Lost Relics utilizes Enjin’s gaming ecosystem which is integrated with the Enjin wallet app. The gameplay style is like Skyrim/World of Warcraft which will be familiar to many video game enthusiasts. Unlike the other 2 games prepurchase of an NFT is not required to begin playing.
In Lost Relics, you go on adventures/quests to collect items and gold as you defeat monsters in each dungeon. Careful curation of items within one’s own backpack will be the key to successfully survive in the dungeons. It is important to note that like all play-to-earn games that time is money so if you die before reaching the end of one of the dungeons all the non-blockchain items (i.e. gold, pickaxes) that you accumulated during that mission are lost.

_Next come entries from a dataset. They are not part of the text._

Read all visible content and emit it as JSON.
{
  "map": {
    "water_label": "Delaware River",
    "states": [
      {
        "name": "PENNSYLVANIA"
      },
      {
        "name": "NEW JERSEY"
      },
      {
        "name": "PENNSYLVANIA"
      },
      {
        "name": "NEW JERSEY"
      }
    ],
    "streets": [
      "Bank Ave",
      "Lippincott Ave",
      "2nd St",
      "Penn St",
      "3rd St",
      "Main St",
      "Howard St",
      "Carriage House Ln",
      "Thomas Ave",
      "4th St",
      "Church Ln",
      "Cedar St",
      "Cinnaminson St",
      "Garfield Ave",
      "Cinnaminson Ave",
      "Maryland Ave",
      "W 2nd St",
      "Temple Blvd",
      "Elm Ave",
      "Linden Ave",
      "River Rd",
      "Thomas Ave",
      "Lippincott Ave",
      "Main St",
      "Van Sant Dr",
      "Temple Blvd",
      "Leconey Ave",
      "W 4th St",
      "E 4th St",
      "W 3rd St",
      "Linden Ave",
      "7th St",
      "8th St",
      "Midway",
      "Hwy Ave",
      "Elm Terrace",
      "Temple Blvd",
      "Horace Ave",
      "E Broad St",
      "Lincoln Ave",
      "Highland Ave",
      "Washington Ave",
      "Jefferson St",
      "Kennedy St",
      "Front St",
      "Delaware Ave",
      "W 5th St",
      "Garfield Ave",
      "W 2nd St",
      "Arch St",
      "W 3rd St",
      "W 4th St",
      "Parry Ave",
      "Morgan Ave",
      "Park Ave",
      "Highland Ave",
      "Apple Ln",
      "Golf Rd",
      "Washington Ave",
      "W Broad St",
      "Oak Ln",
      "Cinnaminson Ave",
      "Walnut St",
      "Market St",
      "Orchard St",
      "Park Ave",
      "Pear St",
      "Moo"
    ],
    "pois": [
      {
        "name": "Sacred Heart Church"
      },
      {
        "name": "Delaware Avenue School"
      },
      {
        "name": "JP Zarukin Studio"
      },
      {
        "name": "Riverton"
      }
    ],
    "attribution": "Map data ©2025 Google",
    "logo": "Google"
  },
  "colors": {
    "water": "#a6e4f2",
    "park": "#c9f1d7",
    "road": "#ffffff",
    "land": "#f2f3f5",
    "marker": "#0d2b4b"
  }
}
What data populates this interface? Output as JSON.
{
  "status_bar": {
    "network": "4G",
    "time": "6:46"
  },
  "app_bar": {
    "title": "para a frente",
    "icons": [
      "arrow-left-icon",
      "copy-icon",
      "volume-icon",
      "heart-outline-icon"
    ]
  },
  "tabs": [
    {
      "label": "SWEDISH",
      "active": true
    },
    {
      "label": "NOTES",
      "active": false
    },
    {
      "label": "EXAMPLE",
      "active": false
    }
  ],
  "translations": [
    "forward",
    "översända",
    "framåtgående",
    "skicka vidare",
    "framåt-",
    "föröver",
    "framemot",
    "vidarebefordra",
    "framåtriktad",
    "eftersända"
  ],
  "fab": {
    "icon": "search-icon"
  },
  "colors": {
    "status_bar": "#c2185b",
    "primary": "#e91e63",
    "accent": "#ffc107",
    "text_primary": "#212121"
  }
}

The non-blockchain gold can be used to purchase blockchain items in the Emporium which is the marketplace in the Lost Relics world. The Emporium is a true marketplace in the sense that that is the location where buyers and sellers (all players) can trade or buy items from one another. The economy in Lost Relics revolves around the trade-off between completing quests in a timely manner to either discover blockchain relics to sell or trade or to use these relics themselves to complete the quest in a timelier manner so that more quests can be completed. Here too, similarly to the small love potion from Axie Infinity, there is a trade-off in utility and value within the game that players need to decide which is most optimal for their position. As far as tokenomics goes, this does seem to ensure/stabilize the buying and selling incentives of the utility tokens inside of the games which creates an interesting game economy that has value that can be traded in the real-world markets as well as in the in-game markets.
The three games are quite different from one another when we look under the hood of the general title “blockchain game.” The in-game economies with their various incentives are fascinating to observe and exciting to see where they’ll go!
Some upcoming games I am quite excited to play are Aurory (Solana) and EmberSword (Polygon) which have yet to release. I will give a summary and analysis once I get a chance to play them!